Data entries

————

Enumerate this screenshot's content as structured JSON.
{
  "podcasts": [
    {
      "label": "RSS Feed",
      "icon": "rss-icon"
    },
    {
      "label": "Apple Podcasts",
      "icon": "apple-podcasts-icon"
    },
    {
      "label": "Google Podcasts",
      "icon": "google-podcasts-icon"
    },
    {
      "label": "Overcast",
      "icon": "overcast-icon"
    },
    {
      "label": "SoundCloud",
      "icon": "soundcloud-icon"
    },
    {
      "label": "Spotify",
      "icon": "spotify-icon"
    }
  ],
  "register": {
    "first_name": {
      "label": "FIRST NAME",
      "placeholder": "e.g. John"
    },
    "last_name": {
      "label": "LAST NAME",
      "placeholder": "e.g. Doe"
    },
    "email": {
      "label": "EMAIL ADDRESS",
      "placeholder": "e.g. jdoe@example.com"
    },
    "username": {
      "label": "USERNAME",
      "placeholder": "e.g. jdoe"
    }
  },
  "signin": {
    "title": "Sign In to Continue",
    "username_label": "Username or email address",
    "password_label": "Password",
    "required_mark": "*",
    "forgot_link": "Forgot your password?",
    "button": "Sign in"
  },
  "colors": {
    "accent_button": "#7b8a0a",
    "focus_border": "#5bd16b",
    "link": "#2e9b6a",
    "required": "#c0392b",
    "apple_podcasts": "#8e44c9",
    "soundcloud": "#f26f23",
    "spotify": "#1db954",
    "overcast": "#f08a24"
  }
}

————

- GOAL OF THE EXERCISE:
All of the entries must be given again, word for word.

- ANSWER TO THIS EXERCISE:
Enumerate this screenshot's content as structured JSON.
{
  "podcasts": [
    {
      "label": "RSS Feed",
      "icon": "rss-icon"
    },
    {
      "label": "Apple Podcasts",
      "icon": "apple-podcasts-icon"
    },
    {
      "label": "Google Podcasts",
      "icon": "google-podcasts-icon"
    },
    {
      "label": "Overcast",
      "icon": "overcast-icon"
    },
    {
      "label": "SoundCloud",
      "icon": "soundcloud-icon"
    },
    {
      "label": "Spotify",
      "icon": "spotify-icon"
    }
  ],
  "register": {
    "first_name": {
      "label": "FIRST NAME",
      "placeholder": "e.g. John"
    },
    "last_name": {
      "label": "LAST NAME",
      "placeholder": "e.g. Doe"
    },
    "email": {
      "label": "EMAIL ADDRESS",
      "placeholder": "e.g. jdoe@example.com"
    },
    "username": {
      "label": "USERNAME",
      "placeholder": "e.g. jdoe"
    }
  },
  "signin": {
    "title": "Sign In to Continue",
    "username_label": "Username or email address",
    "password_label": "Password",
    "required_mark": "*",
    "forgot_link": "Forgot your password?",
    "button": "Sign in"
  },
  "colors": {
    "accent_button": "#7b8a0a",
    "focus_border": "#5bd16b",
    "link": "#2e9b6a",
    "required": "#c0392b",
    "apple_podcasts": "#8e44c9",
    "soundcloud": "#f26f23",
    "spotify": "#1db954",
    "overcast": "#f08a24"
  }
}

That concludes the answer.